So, I’ve got to give it to these guys – they’re making some darn interesting cinema right now. Especially at the independent level, producing films actually twice as entertaining as anything Hollywood is shucking out. Even beating out Eli Roth in my opinion, as far as horror films making an homage to their influences. I’ll take House of Carnage over Cabin Fever any day of the week. Sure it may not be as polished, the acting might not be in that Boy Meets World category but it’s most definitely an entertaining, horrifying, shocking and inventive little flick and I think that speaks mountains for it in comparison to Roth’s debut. Boy do I ever deserve some heat for the Cabin Fever insults in this one, but oh well, I can handle a few rabid fanboys ever once in a while. For those of you not fuming at this point however, I highly advice you guys out there check out these interesting little numbers. Head on over to the 4th Floor Pictures website and check out what kind of deals you can get on their flicks.

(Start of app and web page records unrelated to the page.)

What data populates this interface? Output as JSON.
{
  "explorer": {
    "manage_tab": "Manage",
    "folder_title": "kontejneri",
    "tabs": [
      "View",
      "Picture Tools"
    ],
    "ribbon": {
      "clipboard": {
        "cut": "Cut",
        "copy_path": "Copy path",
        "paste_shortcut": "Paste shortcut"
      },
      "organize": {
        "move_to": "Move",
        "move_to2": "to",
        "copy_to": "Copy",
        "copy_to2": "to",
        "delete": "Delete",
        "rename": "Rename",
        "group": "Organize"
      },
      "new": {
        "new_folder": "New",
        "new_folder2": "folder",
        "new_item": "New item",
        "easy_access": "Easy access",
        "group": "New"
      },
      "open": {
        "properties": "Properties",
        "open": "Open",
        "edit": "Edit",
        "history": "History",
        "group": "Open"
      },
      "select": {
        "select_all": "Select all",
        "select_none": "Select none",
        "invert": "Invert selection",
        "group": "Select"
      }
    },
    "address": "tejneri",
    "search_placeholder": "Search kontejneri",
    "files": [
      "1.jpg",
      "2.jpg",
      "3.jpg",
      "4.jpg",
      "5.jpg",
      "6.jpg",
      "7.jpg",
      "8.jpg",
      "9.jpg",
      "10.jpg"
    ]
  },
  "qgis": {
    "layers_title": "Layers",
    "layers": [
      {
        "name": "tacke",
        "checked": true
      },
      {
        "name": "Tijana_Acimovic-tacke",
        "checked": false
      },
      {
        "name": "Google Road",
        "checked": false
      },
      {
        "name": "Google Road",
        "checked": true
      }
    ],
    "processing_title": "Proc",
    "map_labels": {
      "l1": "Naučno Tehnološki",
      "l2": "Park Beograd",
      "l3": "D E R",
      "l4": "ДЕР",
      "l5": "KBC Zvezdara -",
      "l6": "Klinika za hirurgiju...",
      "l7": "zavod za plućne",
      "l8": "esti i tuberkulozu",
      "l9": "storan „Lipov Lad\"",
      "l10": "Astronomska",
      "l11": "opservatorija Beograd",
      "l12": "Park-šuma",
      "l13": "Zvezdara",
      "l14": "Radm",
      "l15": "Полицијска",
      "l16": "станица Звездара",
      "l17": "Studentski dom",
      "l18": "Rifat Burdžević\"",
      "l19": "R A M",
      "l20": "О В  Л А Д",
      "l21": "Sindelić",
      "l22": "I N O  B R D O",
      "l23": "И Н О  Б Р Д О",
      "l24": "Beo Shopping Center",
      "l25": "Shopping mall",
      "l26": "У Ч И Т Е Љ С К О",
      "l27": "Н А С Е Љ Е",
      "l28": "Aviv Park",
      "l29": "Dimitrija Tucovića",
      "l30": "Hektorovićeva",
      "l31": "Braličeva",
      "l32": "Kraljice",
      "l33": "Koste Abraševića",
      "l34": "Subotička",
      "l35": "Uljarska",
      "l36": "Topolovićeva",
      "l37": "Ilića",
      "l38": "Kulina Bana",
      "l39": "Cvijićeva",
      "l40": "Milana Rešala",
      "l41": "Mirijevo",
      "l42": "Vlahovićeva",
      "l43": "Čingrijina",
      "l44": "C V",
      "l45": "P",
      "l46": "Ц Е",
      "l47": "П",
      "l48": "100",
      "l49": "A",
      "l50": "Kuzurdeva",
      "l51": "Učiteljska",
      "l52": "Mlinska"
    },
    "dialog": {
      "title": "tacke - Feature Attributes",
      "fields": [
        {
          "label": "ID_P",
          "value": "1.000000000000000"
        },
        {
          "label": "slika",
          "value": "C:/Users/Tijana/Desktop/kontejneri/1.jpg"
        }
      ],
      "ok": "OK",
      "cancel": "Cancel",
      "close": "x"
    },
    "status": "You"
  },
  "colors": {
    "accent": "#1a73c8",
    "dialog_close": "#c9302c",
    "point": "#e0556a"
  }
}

Pretty much all movies aside from House of Carnage and DBM2 seem to be available on a couple of collection discs with all kinds of other independent horror films, and the going price is in the $10-$15 range – not a bad deal. I know, sounds like I’m shilling for the guys, but I promise I’m not making any cash off of it – though, hey guys, if you want to go throwing some scratch away I’m always willing to take handouts; even from broke filmmakers. I just have to say, these guys are making highly entertaining little flicks and I think everyone should take some time to check them out and if funding the guys helps get me a Dead Body Man 3 – then by George I expect you people to do it.